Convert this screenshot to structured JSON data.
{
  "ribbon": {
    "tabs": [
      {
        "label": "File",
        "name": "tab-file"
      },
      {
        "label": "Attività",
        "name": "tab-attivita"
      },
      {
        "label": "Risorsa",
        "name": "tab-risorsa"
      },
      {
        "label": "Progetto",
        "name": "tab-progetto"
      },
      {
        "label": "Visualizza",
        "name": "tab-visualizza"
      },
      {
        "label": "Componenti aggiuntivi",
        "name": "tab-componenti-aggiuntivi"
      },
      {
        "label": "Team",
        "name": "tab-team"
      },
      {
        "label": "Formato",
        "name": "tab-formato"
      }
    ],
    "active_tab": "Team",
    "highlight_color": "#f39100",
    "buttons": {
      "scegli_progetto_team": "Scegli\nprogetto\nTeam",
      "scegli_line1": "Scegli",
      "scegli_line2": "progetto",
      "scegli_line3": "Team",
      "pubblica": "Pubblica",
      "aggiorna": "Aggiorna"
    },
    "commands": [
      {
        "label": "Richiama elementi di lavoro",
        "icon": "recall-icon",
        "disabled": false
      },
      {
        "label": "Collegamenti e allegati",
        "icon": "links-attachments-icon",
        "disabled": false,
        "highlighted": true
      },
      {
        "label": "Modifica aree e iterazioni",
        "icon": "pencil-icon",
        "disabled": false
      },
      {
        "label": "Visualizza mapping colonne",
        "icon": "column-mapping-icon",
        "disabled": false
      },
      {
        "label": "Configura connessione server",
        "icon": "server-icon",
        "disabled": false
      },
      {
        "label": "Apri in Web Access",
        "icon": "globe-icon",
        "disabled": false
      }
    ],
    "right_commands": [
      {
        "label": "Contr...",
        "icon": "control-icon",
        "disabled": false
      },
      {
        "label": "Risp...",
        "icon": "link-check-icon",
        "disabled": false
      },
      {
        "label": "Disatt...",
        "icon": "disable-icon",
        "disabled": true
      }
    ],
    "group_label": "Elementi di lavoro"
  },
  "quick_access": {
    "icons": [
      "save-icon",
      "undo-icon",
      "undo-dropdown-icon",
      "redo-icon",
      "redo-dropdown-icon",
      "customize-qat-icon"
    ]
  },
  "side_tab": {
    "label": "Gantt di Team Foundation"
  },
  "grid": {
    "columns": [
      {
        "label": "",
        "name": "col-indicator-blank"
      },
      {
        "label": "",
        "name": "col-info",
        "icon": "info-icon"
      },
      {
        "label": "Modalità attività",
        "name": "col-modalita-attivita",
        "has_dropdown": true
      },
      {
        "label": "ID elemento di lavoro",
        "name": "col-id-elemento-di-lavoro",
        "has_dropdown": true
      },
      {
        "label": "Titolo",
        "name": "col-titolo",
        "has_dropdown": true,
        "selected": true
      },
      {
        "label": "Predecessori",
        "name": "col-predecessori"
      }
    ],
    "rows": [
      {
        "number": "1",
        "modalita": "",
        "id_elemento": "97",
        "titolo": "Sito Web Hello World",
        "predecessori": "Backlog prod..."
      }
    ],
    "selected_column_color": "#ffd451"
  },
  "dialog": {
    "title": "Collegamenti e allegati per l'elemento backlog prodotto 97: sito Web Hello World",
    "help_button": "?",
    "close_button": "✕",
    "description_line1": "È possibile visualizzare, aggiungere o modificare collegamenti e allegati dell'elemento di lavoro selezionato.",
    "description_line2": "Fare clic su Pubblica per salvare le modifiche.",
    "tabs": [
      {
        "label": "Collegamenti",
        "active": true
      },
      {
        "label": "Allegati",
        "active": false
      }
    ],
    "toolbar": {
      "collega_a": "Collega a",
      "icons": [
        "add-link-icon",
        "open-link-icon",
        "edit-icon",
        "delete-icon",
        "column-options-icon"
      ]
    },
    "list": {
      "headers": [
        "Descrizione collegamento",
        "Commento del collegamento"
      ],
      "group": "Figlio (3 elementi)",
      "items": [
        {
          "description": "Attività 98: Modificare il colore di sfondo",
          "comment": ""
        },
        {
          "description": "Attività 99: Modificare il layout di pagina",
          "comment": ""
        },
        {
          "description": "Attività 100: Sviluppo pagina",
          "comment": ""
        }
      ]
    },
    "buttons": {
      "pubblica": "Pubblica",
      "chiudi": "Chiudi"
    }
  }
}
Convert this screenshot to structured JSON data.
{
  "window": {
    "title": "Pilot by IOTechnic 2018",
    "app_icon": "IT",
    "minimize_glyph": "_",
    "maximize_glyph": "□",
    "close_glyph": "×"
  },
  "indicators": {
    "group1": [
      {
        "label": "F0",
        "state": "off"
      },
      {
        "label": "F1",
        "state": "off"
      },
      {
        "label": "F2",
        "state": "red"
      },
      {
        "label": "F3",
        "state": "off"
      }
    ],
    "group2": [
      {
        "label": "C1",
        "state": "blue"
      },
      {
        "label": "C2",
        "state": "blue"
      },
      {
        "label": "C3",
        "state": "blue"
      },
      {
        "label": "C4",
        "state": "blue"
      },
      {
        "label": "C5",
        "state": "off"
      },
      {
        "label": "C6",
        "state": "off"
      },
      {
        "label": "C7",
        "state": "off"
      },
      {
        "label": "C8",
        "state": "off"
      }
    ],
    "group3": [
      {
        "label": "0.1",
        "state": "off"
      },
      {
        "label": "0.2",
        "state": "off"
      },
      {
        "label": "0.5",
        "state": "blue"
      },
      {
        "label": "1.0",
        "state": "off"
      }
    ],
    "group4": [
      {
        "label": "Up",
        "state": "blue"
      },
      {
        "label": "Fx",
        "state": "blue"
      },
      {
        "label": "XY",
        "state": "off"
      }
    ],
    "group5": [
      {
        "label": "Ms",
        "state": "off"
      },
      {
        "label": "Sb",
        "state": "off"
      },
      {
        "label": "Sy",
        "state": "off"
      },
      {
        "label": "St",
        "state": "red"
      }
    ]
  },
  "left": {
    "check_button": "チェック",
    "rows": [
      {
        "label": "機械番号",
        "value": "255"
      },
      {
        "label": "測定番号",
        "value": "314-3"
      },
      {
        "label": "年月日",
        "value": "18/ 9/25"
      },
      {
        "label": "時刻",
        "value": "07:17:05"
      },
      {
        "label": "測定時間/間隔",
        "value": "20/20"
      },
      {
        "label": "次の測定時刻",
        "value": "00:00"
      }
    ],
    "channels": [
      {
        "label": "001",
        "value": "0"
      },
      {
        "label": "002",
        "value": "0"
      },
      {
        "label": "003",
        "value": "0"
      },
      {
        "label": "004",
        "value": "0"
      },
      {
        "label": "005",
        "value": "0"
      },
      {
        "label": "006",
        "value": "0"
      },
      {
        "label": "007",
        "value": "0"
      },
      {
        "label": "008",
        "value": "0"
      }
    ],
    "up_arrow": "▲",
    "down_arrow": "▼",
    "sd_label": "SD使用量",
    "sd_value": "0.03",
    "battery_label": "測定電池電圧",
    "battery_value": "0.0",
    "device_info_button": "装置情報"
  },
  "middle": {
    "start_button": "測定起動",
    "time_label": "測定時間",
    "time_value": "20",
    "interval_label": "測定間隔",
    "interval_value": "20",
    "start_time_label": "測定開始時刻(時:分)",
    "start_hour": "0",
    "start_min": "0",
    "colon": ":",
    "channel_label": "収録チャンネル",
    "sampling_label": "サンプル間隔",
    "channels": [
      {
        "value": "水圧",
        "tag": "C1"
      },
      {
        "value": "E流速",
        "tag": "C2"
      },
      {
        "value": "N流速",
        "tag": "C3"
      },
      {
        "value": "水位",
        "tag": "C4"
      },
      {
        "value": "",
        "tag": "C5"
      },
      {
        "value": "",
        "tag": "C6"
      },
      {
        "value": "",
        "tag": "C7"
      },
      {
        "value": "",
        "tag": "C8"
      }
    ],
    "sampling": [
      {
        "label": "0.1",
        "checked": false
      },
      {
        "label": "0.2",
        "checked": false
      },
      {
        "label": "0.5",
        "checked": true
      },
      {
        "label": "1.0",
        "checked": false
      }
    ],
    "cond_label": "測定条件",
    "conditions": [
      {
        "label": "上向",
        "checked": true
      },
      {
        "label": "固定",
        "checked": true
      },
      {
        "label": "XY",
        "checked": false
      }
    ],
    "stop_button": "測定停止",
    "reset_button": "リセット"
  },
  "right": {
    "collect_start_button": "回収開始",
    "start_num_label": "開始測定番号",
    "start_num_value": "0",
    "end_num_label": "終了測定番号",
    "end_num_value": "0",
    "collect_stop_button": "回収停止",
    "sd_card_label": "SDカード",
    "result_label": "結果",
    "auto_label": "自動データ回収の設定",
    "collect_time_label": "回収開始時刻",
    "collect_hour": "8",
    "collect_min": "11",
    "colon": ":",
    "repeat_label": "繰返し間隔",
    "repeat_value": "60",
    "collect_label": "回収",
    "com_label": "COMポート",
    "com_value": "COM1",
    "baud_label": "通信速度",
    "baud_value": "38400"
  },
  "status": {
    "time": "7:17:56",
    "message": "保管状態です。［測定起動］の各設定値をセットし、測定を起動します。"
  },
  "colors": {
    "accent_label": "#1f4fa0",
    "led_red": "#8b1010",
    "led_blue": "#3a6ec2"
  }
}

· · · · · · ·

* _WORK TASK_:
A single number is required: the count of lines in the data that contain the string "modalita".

* _RESPONSE_:
2